- RECORD EXCERPTS:
——————

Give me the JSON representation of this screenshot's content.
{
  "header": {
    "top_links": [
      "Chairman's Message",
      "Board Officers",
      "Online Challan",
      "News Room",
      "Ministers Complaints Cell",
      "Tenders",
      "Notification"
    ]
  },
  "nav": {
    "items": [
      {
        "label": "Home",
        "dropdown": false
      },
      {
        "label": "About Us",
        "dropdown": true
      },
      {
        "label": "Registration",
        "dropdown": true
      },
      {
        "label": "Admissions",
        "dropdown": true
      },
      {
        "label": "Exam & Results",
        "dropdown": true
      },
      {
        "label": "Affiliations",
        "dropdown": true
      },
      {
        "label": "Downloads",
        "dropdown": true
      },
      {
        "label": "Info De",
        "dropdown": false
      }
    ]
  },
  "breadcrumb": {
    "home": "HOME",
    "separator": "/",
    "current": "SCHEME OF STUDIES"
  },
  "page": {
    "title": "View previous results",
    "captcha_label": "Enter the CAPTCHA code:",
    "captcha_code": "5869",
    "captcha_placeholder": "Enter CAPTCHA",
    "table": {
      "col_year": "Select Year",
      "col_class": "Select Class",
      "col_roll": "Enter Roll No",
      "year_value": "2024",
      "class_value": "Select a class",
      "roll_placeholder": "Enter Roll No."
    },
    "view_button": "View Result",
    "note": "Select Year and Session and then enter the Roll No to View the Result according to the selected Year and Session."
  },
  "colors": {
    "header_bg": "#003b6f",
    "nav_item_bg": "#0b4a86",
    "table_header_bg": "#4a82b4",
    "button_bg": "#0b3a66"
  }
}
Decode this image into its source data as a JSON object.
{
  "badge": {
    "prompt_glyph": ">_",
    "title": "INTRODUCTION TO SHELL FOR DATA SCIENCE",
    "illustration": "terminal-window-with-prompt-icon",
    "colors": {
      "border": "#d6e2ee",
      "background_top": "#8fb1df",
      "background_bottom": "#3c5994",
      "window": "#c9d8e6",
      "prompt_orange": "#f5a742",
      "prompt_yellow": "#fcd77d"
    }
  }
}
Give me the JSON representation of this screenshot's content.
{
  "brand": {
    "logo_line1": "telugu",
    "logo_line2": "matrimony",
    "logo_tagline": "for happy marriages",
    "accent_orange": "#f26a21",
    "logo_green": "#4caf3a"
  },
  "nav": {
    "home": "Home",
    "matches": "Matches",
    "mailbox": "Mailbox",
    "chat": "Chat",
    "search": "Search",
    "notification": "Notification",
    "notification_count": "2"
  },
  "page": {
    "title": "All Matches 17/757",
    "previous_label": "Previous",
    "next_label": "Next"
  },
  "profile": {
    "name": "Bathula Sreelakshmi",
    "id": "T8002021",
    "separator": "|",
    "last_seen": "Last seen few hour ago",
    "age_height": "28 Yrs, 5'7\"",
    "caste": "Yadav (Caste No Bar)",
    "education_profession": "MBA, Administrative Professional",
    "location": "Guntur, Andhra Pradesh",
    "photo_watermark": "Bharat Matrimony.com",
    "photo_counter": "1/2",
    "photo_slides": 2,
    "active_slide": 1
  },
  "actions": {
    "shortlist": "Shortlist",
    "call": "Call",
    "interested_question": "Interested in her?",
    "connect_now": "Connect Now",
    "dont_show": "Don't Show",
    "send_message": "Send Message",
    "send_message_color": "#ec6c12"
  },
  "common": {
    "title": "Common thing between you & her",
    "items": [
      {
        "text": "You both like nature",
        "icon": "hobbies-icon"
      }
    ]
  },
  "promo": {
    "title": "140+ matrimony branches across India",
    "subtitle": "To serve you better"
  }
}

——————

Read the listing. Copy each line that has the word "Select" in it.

      "col_year": "Select Year",
      "col_class": "Select Class",
      "class_value": "Select a class",
    "note": "Select Year and Session and then enter the Roll No to View the Result according to the selected Year and Session."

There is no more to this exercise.